**Listed entries**

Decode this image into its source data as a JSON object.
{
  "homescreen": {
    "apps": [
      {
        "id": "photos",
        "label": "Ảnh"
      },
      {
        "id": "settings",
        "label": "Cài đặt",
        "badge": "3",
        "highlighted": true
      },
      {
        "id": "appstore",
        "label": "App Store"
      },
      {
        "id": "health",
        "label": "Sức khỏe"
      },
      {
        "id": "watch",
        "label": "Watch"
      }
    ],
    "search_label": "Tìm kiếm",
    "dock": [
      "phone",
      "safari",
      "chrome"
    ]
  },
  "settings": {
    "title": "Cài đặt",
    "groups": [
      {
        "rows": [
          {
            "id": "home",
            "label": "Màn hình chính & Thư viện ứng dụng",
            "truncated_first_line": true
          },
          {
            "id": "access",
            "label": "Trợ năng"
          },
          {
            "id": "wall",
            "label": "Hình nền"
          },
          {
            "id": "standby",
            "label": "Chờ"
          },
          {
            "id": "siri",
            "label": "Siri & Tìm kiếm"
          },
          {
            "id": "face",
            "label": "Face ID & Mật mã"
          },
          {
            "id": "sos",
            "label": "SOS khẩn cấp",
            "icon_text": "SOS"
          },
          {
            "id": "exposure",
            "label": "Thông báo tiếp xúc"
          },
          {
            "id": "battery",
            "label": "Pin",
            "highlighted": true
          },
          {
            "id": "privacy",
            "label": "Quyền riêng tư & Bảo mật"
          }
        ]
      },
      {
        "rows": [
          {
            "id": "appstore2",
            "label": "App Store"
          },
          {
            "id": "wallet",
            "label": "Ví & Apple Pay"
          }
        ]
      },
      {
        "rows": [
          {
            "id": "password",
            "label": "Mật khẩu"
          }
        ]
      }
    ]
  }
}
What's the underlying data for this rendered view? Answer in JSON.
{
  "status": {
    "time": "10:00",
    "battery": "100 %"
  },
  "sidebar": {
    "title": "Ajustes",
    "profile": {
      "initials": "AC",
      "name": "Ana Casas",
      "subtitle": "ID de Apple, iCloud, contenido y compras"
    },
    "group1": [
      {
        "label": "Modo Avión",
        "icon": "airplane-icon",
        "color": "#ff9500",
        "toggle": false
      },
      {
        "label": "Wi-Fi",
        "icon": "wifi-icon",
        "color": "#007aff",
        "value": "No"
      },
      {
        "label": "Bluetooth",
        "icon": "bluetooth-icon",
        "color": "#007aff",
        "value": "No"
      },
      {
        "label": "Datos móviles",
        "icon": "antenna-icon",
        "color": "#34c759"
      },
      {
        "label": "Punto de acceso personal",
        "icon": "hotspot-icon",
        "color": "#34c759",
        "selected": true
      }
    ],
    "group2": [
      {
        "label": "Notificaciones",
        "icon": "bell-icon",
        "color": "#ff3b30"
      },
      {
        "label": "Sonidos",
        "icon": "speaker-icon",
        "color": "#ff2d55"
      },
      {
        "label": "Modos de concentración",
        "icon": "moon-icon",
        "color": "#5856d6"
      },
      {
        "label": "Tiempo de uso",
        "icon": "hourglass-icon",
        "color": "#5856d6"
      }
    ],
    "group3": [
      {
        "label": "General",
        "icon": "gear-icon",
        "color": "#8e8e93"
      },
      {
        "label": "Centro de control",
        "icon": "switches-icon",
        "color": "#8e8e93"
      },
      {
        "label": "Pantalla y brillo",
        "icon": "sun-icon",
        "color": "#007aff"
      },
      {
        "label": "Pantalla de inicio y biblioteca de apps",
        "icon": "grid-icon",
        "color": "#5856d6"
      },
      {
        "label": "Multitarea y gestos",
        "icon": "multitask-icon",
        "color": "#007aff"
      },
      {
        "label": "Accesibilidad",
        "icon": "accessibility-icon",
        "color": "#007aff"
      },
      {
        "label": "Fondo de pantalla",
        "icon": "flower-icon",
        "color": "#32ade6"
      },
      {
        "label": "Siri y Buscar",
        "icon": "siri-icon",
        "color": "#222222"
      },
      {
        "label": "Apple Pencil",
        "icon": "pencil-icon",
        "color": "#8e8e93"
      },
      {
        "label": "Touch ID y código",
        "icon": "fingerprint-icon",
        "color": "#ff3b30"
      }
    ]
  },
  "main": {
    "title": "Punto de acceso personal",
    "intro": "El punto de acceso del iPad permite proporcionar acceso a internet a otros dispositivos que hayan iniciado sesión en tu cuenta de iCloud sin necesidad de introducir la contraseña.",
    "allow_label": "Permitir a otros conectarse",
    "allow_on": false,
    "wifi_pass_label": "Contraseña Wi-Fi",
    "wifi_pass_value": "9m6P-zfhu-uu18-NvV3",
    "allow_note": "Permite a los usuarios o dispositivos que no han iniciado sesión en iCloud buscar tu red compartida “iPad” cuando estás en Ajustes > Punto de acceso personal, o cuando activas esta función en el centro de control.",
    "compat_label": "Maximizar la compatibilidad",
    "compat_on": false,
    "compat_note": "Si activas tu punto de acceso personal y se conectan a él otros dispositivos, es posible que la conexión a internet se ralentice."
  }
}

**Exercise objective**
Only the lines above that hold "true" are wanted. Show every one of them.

**Exercise solution**
        "highlighted": true
            "truncated_first_line": true
            "highlighted": true
        "selected": true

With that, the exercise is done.